Of course, once you determine that fossils were once creatures, you have to answer the question of how the fossil got there. Nicolas Steno determined that the rock layers (and the fossils within) were buried during Noah’s Flood. He believed that all rock layers formed during Noah’s flood, and described a concept that became known as the ‘Principle of Superposition’.

This principle states that the bottom layer got there first, the top layer last, an idea we encountered back in our first blog post on crossbedding & horizontal deposition.

The principle of superposition teaches that the bottom layer got there first, the top layer last.

As we have discussed, this principle does not work in reality – sediment must be moving sideways, suspended in water. But we can’t really blame Steno for this. He was dealing with some terrible ideas about fossils and geology, and his work was really revolutionary.

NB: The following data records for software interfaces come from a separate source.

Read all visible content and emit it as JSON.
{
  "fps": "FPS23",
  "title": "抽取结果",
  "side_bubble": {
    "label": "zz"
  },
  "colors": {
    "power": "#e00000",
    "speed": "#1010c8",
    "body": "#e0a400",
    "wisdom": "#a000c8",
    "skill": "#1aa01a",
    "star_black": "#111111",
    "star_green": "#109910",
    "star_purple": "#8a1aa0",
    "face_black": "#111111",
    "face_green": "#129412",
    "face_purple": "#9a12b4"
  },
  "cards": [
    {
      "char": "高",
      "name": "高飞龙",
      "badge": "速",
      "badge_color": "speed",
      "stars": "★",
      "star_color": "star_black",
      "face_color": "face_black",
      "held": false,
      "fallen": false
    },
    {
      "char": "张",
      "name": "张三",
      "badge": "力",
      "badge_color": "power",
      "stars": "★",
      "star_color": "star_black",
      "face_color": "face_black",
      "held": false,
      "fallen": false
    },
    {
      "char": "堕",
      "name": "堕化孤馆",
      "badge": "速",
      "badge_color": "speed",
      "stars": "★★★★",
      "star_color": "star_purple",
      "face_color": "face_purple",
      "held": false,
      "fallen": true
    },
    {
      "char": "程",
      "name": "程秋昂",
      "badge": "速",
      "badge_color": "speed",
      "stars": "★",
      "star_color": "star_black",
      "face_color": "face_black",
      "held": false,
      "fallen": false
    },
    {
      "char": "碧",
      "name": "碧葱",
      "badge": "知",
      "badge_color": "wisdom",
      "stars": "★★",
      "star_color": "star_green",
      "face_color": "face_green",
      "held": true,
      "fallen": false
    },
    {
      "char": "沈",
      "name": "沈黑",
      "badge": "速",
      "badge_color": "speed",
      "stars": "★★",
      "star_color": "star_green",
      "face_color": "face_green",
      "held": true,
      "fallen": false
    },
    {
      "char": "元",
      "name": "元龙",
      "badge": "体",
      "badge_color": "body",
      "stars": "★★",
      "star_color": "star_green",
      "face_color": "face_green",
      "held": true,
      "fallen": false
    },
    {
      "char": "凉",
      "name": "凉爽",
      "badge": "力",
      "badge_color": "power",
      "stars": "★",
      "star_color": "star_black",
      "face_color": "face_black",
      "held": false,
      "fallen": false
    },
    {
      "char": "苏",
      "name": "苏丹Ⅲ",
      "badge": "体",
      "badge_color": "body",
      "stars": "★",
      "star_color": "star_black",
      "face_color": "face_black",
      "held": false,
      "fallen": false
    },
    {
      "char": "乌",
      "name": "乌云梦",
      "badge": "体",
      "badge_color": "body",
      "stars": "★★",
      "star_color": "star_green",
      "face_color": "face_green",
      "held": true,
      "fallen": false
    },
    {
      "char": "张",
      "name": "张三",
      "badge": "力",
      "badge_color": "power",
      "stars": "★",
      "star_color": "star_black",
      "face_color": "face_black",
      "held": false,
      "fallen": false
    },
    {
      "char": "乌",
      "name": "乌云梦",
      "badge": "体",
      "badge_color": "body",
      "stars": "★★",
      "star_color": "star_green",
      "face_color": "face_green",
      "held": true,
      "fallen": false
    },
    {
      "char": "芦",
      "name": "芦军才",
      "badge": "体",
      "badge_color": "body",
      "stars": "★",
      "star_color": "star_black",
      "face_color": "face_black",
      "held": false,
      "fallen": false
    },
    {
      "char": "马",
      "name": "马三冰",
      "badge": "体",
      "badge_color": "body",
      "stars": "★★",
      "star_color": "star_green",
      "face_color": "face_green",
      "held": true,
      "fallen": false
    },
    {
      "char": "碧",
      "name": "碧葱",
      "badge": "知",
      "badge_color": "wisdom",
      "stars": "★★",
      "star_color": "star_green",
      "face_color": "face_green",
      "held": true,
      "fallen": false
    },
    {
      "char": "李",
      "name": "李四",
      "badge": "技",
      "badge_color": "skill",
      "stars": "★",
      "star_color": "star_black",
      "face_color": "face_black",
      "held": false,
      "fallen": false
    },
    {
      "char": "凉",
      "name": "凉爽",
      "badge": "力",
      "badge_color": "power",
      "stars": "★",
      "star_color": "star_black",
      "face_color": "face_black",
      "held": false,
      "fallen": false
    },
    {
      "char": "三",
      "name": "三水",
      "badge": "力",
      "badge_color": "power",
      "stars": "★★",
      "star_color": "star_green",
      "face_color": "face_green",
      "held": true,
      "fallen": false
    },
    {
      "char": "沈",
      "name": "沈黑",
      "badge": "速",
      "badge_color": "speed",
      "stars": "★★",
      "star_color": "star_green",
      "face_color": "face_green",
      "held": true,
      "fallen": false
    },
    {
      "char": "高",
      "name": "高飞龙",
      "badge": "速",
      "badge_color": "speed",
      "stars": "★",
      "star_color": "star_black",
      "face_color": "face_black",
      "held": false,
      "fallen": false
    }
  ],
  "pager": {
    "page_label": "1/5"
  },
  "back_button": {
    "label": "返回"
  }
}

In fact, it’s not really Steno’s work on the Principle of Superposition that is the real issue. It is more about what his successors did when they took that principle and began to apply it wrongly to the world around them, and took the concept much further than Steno ever intended to take it…..But that’s for next week!